In Washington, however, climate change means something different. It’s a political agenda with its supporters lobbying on behalf of special interest groups to set policies that include more unnecessary red tape for American businesses, higher taxes, fees and other actions that have stifled competition and hindered job creation.
Just look at the workforce participation rate, it’s at a 40-year low. This economy is not growing like it should. Climate change is publicly acknowledged as a core agenda for the Obama Administration. And it’s everywhere, occupying the time and taxpayer resources of federal agencies – even those you might least expect.

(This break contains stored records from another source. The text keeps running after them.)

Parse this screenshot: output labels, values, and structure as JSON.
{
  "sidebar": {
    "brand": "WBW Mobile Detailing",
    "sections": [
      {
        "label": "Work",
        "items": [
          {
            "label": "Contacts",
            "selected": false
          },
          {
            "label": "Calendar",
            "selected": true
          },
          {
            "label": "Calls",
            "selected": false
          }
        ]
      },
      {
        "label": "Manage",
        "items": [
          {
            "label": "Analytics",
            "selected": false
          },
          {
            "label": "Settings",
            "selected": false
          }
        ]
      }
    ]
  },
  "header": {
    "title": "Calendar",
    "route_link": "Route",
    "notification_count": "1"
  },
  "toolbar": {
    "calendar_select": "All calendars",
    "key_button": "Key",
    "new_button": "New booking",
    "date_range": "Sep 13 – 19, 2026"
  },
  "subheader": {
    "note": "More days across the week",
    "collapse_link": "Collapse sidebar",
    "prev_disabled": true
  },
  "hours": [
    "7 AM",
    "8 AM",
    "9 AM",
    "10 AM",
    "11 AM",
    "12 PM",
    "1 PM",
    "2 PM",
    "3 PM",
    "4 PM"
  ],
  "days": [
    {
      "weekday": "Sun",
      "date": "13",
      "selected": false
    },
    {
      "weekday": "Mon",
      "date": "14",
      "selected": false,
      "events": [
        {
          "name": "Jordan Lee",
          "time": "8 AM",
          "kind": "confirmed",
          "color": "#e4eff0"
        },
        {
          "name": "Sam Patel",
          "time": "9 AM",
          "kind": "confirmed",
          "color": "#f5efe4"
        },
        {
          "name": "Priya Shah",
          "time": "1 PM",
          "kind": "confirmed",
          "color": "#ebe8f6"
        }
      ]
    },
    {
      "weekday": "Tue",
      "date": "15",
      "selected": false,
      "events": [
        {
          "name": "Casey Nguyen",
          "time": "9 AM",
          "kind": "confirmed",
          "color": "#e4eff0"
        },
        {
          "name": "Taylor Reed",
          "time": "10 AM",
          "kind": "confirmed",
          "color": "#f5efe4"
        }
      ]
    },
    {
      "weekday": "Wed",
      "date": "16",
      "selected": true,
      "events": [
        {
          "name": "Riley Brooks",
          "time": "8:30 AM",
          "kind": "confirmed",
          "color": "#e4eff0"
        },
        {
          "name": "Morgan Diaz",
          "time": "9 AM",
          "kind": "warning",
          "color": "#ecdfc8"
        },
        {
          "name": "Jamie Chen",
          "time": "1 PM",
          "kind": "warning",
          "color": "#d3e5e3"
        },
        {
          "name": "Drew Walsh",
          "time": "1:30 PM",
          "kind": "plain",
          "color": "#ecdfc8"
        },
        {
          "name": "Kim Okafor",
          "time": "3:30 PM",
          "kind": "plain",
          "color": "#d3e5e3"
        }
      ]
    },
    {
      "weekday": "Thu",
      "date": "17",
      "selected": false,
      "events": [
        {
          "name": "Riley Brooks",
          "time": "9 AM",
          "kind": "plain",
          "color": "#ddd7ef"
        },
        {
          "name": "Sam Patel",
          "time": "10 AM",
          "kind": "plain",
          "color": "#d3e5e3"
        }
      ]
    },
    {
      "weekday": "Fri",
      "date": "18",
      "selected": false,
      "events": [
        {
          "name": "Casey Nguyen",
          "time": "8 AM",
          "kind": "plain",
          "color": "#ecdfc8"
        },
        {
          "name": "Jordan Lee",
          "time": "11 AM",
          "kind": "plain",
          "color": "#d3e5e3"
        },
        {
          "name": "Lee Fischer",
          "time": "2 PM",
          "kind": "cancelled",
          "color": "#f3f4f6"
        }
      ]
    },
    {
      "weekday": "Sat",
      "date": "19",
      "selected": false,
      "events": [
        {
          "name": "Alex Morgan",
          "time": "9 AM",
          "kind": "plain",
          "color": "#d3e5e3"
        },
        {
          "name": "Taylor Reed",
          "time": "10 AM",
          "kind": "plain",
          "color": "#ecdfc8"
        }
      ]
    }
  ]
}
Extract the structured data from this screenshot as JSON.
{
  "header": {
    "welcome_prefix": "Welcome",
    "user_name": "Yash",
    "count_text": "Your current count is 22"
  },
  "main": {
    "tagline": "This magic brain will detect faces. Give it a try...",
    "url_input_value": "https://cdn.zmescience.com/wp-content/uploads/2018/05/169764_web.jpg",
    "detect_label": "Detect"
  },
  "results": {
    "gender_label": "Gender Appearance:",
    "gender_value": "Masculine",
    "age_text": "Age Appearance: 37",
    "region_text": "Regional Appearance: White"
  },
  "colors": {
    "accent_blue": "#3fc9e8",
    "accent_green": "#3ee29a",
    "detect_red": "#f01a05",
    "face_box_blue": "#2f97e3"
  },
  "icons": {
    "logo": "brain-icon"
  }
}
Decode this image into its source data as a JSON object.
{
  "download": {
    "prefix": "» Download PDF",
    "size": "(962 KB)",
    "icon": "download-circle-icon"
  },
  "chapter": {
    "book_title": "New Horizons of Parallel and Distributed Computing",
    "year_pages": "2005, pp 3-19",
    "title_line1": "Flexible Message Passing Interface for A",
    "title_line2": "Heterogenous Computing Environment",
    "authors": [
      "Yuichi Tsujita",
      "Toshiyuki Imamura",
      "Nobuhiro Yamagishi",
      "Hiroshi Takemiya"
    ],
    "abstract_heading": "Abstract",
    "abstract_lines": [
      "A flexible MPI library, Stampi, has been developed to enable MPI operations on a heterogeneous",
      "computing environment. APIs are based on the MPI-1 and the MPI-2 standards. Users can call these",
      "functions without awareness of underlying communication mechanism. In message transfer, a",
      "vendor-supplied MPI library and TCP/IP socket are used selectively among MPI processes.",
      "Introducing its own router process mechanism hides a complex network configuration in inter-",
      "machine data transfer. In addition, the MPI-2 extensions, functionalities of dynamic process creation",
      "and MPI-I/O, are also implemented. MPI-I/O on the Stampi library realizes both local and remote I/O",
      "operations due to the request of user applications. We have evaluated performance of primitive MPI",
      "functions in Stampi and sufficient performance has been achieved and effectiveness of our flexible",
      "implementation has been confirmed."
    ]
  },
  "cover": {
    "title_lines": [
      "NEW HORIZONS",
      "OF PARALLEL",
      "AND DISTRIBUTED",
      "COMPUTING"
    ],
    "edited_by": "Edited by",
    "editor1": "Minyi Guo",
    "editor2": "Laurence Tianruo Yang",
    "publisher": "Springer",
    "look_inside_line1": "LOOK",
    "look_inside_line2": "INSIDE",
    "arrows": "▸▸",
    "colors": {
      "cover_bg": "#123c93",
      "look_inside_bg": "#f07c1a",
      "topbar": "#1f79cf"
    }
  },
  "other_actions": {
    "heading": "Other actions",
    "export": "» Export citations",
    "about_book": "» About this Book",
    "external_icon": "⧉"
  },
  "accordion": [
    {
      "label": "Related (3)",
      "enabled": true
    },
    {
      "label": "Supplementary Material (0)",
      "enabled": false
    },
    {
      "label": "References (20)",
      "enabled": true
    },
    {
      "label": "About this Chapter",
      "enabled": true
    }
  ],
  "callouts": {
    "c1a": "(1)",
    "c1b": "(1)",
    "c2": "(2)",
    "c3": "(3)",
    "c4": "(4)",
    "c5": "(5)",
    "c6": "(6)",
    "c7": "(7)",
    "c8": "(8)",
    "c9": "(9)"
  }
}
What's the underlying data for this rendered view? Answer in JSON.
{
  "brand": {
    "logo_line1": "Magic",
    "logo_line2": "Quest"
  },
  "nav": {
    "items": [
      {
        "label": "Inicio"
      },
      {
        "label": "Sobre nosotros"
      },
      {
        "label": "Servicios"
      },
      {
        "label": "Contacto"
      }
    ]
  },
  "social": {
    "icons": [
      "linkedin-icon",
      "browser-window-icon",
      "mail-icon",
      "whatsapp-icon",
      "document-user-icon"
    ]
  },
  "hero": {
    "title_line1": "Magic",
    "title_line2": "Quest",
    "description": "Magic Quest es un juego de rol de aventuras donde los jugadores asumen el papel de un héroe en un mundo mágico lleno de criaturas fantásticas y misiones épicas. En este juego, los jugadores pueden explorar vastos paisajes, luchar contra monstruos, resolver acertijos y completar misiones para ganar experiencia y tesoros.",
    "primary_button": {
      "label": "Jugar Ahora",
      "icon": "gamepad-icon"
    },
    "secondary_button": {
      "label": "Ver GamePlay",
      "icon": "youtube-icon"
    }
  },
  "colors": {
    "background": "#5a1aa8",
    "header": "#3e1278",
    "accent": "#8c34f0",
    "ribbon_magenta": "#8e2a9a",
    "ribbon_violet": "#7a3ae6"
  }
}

This Administration directed our military and intelligence agencies to evaluate climate change. How they have the resources to do this when ISIS is on the march and Russia and China are flexing their muscles on the world stage is beyond me.
The Department of Veterans Affairs, mired in scandals denying care to those who served, prioritized costly installation of solar panels in its facilities while claiming it needed more resources to serve veterans, costing taxpayers over $400 million. At NASA, space exploration programs face stiff competition for funding from the climate change agenda even though we have many other agencies specifically tasked with studying the environment, but only one charged with space exploration.
The Securities and Exchange Commission (SEC) also has aligned with the climate change agenda. The SEC was established to protect investors, facilitate capital formation, and ensuring fair, efficient, and orderly markets. Staying focused on this mission is critical.
For more than a decade, the SEC ignored overwhelming evidence that now convicted investor Bernie Madoff was running history’s largest ponzi scheme – approximately $65 billion. It’s still unclear as to why the SEC didn’t move years earlier to investigate Madoff after having all of the evidence handed to them by investigator Harry Markopolos. It wasn’t until everything came crashing down that Madoff was turned in, charged and convicted despite evidence that private investors were suspicious as early as 1991 of Madoff’s methods.
For 12 years, the SEC failed to seriously investigate the Stanford ponzi scheme, which grew from approximately $500 million in investments in 1997 to $7.2 billion in 2009. In 2010, the SEC Inspector General revealed the SEC was aware as early as 1997 that Stanford investors’ funds were in jeopardy of being stolen. It was not until 2004 – seven years after the SEC first became aware of the problems at Stanford – that an official investigation was opened. By the time the SEC took action, it was too late for the Stanford victims, they lost everything.
In 2010, the SEC decided to move forward with requiring guidance for climate change on disclosures filed with the commission. Whatever one’s views on climate change may be, the complicated and interdisciplinary subject of climate change hardly falls under the commission’s areas of expertise.
SEC attorneys and investigators specialized in complex financial products and markets would be tasked with vetting risks affiliated with climate change. Outside Washington the word “guidance” may sound innocuous, but experience shows that regulatory guidance can have the same force of law in shaping behavior.
Furthermore, implementing the SEC’s guidance on climate change is far from straightforward. The future is uncertain in any field, but imagine attempting to put in writing any prognosis on the effects of climate change on your industry or business on a long-term time horizon. Now attempt to do this knowing Washington bureaucrats will review your statements and people may take action against you if they don’t like what you report. This requirement is highly speculative and offers little concrete information to investors.
To inject some common sense into this situation, the House passed my Amendment to stop the SEC from implementing this disclosure requirement. Companies remain free to voluntarily disclose any information concerning weather or climate that they see fit to share with investors. The issue here is keeping the SEC focused on its core mission of protecting investors and to stop the SEC from emerging as a political cudgel in the ongoing climate change debate.
U.S. Rep. Bill Posey, R-Rockledge, represents House District 8, which includes Brevard and Indian River counties.